The Alabama, a Confederate Raider during the American Civil War, was secretly built in Merseyside and launched on 31st July, 1862 at a cost of £51,000. She was laid down by John Laird, was built for speed and was lightly armed. Originally given the name Enrica to evade American street agents and the British Foreign Office, she later changed her name to Alabama. At the end of July 1862 with the British government about to seize her, she left Liverpool on what was supposed to be her final run, when in fact she was heading for the open sea. So began her two year rein of terror, capturing or sinking 67 Union vessels valued at nearly $6 million from 1862-1864. During these two years, the Alabama never put into port for repairs or provisions, instead taking fuel, food and ammunition from the merchant ships which she captured and destroyed.
She had an overall length of 220 feet, a breadth of 32 feet and her gross tonnage was 1050 and carried a complement of 145. She was a wooden corvette of fairly light scantling, with a choppered lower hull, three masts with yards on the fore and main and a single left-handed retractable brass propeller. She carried six 32-pound broadside carriage guns and one 100-pound Blakely rifled gun and was captured by Raphael Semmes.

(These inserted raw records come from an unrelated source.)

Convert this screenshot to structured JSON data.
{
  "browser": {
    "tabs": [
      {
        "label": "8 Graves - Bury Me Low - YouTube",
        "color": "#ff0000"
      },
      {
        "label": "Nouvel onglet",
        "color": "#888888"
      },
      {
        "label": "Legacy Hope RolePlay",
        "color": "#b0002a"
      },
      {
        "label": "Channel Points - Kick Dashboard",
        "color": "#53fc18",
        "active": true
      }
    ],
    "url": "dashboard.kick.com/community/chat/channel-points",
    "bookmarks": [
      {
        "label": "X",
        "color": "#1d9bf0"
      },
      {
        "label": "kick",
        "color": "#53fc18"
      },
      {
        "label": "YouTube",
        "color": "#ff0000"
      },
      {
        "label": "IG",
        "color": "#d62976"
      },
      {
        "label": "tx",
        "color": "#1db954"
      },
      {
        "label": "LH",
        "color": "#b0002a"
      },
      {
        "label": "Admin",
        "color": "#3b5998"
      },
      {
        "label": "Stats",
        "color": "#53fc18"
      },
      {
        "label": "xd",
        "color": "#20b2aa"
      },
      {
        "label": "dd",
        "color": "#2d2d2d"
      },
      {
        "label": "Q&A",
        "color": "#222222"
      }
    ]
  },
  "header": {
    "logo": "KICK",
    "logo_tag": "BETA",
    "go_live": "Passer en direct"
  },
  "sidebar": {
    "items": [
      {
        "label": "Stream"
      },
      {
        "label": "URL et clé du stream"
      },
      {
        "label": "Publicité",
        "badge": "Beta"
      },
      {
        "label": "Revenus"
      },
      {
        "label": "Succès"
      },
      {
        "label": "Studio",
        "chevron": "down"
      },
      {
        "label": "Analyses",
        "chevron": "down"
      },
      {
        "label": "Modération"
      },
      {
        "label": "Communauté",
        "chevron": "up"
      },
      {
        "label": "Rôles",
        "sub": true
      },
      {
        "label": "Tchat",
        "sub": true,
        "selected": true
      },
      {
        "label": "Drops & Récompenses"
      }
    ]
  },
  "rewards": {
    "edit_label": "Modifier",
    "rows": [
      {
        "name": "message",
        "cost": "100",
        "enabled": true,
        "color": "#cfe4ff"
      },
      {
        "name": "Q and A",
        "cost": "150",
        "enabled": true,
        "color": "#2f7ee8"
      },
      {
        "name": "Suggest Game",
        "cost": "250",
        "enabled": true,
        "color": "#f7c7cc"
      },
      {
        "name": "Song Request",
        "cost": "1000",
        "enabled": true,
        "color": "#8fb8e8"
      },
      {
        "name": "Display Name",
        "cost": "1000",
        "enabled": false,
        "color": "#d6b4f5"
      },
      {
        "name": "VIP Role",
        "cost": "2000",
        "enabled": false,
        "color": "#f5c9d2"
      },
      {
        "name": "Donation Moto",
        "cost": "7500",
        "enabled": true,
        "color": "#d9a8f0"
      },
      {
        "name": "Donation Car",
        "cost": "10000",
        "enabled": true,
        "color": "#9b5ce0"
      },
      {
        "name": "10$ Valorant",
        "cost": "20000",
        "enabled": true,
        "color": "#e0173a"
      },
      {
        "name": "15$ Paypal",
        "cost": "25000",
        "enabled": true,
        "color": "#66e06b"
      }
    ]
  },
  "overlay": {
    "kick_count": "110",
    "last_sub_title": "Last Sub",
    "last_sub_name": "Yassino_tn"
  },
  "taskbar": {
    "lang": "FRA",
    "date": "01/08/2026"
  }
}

Leaking and fouled after two years at sea, she put into Cherbourg on 16th June, 1864 for repairs. Here she was cornered by the U.S. cruiser Kearsage, a chain-clad Federal sloop of war under the command of Captain Winslow. The Alabama was forced into the English Channel and once free of the three-mile limit, a fierce and circling battle commenced, watched by spectators on the shore. The Kearsage's superior arms eventually put the Alabama out of action and sent her to the bottom of the sea.
James Wheldon was born in Hull in 1832. He worked solely as a marine artist and is known mainly for his depiction of ship's portraits. However examples are known by him of Arctic whaling scenes as well as British and American naval vessels. His style is somewhat similar to that of his contemporary hull artist, Henry Redmore. He moved down to southern England in his later years and died in London on 1895.
Examples of Wheldon's paintings can be seen at the Town Docks Museum, Hull, the Hull Maritime Museum, the Peabody Museum of Salem, Massachusetts, and the Norsk Sjfartsmuseum, Oslo.